That’s just some of the many reasons why we want to say thank you to those who use their skills to help our society and help ADOT fulfill its mission to connect Arizona and help ensure everyone gets “Safely Home.” 

Happy National Engineers Week!

ADOT Kids: Meet Engineer-in-Training Babak Dehghani

ADOT Kids: Meet Engineer-in-Training Babak Dehghani


ADOT Kids: Meet Engineer-in-Training Babak Dehghani

ADOT Kids: Meet Engineer-in-Training Babak Dehghani

By John LaBarbera / ADOT Communications
February 25, 2021

Have you ever wondered what it's like to be an ADOT engineer? 

Meet Babak Dehghani. He’s a construction engineer in ADOT’s Engineer-In-Training (EIT) program. He decided to become an engineer because “you could literally change the world.”

That’s barely a brag! Our engineers certainly make Arizona move by ensuring that every road, bridge, airport, water supply and mass transit system is well-planned and completed.

Babak entered the EIT program in January 2020 and in just over a year has worked for a lot of different groups ranging from roadside development to the bridge group.

“Currently I am in construction operations,” Babak said. “The ADOT EIT program is an amazing introduction to the professional world. By working under registered professionals you get the training and experience you need to become a professional engineer. ”

How did he get here? Well, first, Babak went to school. To be accepted in the EIT program, you must have a bachelor’s degree in engineering. A few lessons Babak picked up from his time attending the Fulton School at Arizona State University have stuck with him. 

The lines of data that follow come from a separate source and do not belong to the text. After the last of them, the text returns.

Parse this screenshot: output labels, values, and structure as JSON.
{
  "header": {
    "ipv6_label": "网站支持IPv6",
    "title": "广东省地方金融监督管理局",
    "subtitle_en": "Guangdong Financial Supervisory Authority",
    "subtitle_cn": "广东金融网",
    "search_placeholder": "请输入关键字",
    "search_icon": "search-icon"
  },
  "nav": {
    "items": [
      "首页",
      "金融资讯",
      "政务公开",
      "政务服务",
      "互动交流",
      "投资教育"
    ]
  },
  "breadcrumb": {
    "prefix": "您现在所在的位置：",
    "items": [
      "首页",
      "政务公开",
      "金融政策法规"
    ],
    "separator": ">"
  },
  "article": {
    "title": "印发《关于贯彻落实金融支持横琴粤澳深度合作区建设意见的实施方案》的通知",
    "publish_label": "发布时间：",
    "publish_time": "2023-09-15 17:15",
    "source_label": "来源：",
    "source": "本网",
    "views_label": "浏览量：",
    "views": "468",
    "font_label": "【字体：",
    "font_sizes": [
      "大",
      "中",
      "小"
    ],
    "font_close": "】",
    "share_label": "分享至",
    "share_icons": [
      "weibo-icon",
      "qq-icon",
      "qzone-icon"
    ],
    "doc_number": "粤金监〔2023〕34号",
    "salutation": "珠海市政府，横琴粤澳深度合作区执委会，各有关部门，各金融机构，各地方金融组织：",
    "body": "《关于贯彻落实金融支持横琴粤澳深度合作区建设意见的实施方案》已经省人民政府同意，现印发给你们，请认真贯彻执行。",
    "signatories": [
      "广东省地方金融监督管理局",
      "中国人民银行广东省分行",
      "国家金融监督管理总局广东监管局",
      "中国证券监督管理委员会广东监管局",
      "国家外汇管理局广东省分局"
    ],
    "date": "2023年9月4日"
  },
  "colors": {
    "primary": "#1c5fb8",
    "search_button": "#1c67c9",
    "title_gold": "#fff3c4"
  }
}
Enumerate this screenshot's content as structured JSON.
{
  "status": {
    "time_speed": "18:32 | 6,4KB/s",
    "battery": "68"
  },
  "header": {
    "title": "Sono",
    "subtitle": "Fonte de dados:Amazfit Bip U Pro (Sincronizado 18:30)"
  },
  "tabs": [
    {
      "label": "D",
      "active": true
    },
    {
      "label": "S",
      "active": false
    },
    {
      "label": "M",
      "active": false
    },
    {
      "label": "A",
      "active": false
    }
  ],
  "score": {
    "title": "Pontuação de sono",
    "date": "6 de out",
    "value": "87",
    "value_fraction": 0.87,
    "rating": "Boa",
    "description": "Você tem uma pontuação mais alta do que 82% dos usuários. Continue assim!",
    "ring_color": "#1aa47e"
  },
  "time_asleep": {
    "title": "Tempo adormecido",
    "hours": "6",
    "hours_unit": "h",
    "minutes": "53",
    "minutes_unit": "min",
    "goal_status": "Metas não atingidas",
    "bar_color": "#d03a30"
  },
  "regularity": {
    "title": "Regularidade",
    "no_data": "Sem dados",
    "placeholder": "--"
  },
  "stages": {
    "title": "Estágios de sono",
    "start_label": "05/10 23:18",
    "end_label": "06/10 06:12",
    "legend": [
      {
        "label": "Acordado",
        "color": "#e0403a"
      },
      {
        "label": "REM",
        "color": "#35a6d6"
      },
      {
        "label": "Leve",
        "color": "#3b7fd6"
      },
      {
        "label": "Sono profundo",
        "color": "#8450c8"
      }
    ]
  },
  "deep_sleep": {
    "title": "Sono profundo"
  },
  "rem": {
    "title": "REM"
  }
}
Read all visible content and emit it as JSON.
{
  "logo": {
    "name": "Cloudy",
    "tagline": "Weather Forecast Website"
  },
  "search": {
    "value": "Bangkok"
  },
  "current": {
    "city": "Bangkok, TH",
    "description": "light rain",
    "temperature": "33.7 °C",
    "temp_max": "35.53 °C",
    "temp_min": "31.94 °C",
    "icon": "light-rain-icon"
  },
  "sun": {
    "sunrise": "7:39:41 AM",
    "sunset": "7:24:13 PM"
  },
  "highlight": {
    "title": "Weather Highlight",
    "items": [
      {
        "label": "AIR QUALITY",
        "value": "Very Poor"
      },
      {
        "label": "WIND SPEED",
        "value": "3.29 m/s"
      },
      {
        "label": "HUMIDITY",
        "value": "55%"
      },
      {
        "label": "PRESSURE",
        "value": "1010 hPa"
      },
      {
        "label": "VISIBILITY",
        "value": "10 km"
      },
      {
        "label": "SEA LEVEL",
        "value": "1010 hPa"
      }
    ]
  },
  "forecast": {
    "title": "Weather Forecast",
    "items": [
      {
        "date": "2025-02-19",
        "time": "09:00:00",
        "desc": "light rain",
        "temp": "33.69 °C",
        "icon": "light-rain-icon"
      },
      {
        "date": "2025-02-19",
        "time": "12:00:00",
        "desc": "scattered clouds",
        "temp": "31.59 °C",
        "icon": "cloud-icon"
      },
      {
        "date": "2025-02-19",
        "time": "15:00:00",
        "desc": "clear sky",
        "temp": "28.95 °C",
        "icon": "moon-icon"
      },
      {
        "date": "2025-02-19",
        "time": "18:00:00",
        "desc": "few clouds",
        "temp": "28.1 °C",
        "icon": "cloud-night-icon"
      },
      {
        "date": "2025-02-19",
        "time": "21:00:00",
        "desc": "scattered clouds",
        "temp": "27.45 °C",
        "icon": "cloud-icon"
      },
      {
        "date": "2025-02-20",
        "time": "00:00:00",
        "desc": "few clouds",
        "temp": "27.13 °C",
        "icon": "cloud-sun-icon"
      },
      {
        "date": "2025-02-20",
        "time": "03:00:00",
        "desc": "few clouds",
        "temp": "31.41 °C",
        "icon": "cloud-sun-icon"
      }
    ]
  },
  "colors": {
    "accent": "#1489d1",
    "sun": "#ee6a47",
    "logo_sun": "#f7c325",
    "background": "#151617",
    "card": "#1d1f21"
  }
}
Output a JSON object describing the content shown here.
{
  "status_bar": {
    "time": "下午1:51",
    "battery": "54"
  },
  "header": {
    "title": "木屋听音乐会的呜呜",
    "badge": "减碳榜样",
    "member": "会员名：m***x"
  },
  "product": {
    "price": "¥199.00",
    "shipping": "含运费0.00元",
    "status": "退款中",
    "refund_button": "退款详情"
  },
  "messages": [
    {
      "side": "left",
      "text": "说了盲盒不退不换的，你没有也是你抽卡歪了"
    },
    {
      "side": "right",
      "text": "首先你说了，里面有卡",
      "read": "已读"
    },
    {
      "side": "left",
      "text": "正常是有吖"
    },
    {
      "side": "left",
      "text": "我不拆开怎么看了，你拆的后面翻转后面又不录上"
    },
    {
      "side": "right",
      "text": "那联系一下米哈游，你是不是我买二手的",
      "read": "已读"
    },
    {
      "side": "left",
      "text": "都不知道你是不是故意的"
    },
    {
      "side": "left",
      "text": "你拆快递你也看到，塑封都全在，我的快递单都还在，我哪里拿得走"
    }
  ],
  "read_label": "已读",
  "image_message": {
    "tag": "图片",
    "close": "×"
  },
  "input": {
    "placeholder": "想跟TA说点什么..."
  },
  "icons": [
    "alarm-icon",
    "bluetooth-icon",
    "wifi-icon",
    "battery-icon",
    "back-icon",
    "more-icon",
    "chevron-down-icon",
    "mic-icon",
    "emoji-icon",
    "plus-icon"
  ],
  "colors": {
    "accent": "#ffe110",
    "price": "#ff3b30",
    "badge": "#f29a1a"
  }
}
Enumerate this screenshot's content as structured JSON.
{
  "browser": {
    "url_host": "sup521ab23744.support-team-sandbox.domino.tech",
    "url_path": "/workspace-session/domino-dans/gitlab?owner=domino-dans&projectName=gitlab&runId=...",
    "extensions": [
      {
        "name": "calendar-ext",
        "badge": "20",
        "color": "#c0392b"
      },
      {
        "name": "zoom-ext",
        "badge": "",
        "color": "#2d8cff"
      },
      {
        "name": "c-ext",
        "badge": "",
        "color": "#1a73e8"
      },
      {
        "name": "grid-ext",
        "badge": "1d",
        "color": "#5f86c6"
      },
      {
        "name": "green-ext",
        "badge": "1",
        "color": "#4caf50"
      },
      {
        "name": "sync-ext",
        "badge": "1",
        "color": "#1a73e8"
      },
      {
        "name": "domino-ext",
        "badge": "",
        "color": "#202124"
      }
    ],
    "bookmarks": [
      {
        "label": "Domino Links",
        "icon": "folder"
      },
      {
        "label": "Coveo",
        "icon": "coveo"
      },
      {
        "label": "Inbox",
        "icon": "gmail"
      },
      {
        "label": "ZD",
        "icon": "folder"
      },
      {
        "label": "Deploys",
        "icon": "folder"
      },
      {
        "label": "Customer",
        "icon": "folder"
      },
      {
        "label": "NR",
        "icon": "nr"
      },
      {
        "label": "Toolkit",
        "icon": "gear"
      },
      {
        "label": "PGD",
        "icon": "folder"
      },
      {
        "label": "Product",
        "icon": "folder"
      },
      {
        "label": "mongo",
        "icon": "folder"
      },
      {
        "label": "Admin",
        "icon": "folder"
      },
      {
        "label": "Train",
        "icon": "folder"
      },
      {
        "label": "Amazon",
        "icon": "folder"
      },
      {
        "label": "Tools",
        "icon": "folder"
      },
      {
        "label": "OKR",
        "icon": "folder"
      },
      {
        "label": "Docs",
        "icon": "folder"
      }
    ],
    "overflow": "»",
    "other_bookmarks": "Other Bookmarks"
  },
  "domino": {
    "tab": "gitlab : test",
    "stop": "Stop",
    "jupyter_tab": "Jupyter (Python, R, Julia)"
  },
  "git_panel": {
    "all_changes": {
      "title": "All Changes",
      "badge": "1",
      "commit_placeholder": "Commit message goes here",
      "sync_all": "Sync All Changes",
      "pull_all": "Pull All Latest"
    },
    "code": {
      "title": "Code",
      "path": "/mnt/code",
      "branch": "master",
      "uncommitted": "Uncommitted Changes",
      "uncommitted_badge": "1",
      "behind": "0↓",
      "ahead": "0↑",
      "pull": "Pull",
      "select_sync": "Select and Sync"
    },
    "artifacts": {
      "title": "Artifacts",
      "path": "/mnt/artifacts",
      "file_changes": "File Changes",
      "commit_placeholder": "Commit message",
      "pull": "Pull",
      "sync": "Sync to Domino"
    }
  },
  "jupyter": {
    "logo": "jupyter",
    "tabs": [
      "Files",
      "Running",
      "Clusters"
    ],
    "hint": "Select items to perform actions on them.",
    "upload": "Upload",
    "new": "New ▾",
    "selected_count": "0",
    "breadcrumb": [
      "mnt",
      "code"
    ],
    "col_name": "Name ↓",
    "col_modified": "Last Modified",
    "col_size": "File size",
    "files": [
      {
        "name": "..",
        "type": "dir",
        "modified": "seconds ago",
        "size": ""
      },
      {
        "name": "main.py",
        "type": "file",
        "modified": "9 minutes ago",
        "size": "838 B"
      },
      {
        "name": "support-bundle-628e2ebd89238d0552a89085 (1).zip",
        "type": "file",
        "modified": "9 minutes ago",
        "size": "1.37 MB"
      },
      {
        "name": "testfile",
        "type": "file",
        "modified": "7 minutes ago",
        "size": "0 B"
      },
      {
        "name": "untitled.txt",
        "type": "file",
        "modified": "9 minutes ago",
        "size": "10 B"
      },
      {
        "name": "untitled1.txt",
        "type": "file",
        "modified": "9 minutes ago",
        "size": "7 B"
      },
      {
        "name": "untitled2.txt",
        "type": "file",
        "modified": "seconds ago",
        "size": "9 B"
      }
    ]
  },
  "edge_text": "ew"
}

“The important things you learn from school are in the methods of learning and working well with others,” Babak continued,  “The most important lesson is how to deal with the real world.”

Engineers play an important role for all ADOT projects. Babak says. “It is the transportation engineer's responsibility to plan, design, build, maintain and operate these systems of transport, in such a way as to provide for the safe, efficient and convenient movement for the public.”

He says he’s most happy with his work to build a brand new type of freeway interchange at I-10 and Houghton

“I was very proud to work under registered professionals and paraprofessional staff members to see the first diverging diamond interchange built in Tucson.”

Do you have an interest in becoming an engineer? Well, Babak has some tips for you.

“Take the FE exam before graduation.”

That’s the Fundamentals of Engineering exam, and passing it is one of the first steps you’ll take to become a professional engineer. Babak also said it’s important to pick exactly what type of engineer you want to be. Plus, when you are in school, you can find engineering groups to be a part of on campus. Groups like the American Society of Civil Engineers, American Concrete Institute, and Construction Management Association of America will help when you go searching for your dream job.

“It needs to be on your resume,” Babak said.

Just what does Babak want to do when he graduates from the EIT program in 2022?

“I would love to be part of the I-10 Broadway Curve Improvements project.” He may well get that chance, as the project is slated to start soon and last until 2024.

For now, though, he’s thrilled to be part of the EIT program.

“I’m lucky to work alongside extremely capable and experienced engineers who are always willing to help, guide, and prepare you for the professional world of engineering.”

And he’s keeping a positive outlook as to what’s on the horizon for transportation in Arizona.

“Future technologies can improve the safety, efficiency, reliability, and resilience of our transportation network."

 If you are interested in being an "engineer-as-a-career," stayed tuned for more ADOT Kids videos, blogs and activities running this week for National Engineers Week. And make sure to check out the ADOT Kids website or find #ADOTKids on social media!